## Problem description
Return the records exactly, with nothing added.
START Information provided
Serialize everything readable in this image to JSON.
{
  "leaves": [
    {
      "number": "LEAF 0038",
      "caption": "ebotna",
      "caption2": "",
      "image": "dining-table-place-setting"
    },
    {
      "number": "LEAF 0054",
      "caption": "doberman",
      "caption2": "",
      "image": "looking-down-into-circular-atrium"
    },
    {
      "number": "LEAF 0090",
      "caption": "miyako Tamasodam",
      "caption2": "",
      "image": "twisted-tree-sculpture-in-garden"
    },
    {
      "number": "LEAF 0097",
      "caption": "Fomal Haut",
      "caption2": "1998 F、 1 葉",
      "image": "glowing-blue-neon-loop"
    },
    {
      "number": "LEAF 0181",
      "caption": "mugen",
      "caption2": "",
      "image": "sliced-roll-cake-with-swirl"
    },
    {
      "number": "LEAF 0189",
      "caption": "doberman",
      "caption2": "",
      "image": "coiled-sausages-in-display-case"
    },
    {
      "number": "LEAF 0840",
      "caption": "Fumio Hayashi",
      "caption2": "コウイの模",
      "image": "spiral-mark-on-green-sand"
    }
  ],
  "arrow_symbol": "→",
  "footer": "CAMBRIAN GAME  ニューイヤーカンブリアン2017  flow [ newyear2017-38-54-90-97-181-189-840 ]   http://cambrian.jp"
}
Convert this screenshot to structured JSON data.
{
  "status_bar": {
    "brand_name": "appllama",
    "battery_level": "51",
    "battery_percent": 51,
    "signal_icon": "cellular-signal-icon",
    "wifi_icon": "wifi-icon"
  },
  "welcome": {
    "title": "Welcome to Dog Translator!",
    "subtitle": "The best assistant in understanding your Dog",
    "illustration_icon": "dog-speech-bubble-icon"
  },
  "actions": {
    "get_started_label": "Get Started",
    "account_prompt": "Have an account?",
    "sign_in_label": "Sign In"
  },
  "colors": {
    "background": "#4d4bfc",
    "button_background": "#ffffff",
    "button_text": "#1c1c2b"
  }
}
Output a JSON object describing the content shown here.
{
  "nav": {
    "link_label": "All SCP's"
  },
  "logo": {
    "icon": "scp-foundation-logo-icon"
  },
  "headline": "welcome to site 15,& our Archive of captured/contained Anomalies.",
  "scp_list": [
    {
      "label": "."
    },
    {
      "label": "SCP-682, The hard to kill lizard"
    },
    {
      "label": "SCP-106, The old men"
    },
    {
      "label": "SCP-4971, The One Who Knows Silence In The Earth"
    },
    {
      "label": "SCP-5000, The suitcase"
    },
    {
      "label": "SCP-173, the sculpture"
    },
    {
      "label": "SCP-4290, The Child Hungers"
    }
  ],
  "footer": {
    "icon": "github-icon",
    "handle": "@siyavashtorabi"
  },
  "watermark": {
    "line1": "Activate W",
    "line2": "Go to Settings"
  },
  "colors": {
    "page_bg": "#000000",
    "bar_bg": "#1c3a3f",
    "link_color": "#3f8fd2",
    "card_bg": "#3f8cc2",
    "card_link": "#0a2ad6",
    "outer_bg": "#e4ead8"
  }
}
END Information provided
## Answer to this exercise
Serialize everything readable in this image to JSON.
{
  "leaves": [
    {
      "number": "LEAF 0038",
      "caption": "ebotna",
      "caption2": "",
      "image": "dining-table-place-setting"
    },
    {
      "number": "LEAF 0054",
      "caption": "doberman",
      "caption2": "",
      "image": "looking-down-into-circular-atrium"
    },
    {
      "number": "LEAF 0090",
      "caption": "miyako Tamasodam",
      "caption2": "",
      "image": "twisted-tree-sculpture-in-garden"
    },
    {
      "number": "LEAF 0097",
      "caption": "Fomal Haut",
      "caption2": "1998 F、 1 葉",
      "image": "glowing-blue-neon-loop"
    },
    {
      "number": "LEAF 0181",
      "caption": "mugen",
      "caption2": "",
      "image": "sliced-roll-cake-with-swirl"
    },
    {
      "number": "LEAF 0189",
      "caption": "doberman",
      "caption2": "",
      "image": "coiled-sausages-in-display-case"
    },
    {
      "number": "LEAF 0840",
      "caption": "Fumio Hayashi",
      "caption2": "コウイの模",
      "image": "spiral-mark-on-green-sand"
    }
  ],
  "arrow_symbol": "→",
  "footer": "CAMBRIAN GAME  ニューイヤーカンブリアン2017  flow [ newyear2017-38-54-90-97-181-189-840 ]   http://cambrian.jp"
}
Convert this screenshot to structured JSON data.
{
  "status_bar": {
    "brand_name": "appllama",
    "battery_level": "51",
    "battery_percent": 51,
    "signal_icon": "cellular-signal-icon",
    "wifi_icon": "wifi-icon"
  },
  "welcome": {
    "title": "Welcome to Dog Translator!",
    "subtitle": "The best assistant in understanding your Dog",
    "illustration_icon": "dog-speech-bubble-icon"
  },
  "actions": {
    "get_started_label": "Get Started",
    "account_prompt": "Have an account?",
    "sign_in_label": "Sign In"
  },
  "colors": {
    "background": "#4d4bfc",
    "button_background": "#ffffff",
    "button_text": "#1c1c2b"
  }
}
Output a JSON object describing the content shown here.
{
  "nav": {
    "link_label": "All SCP's"
  },
  "logo": {
    "icon": "scp-foundation-logo-icon"
  },
  "headline": "welcome to site 15,& our Archive of captured/contained Anomalies.",
  "scp_list": [
    {
      "label": "."
    },
    {
      "label": "SCP-682, The hard to kill lizard"
    },
    {
      "label": "SCP-106, The old men"
    },
    {
      "label": "SCP-4971, The One Who Knows Silence In The Earth"
    },
    {
      "label": "SCP-5000, The suitcase"
    },
    {
      "label": "SCP-173, the sculpture"
    },
    {
      "label": "SCP-4290, The Child Hungers"
    }
  ],
  "footer": {
    "icon": "github-icon",
    "handle": "@siyavashtorabi"
  },
  "watermark": {
    "line1": "Activate W",
    "line2": "Go to Settings"
  },
  "colors": {
    "page_bg": "#000000",
    "bar_bg": "#1c3a3f",
    "link_color": "#3f8fd2",
    "card_bg": "#3f8cc2",
    "card_link": "#0a2ad6",
    "outer_bg": "#e4ead8"
  }
}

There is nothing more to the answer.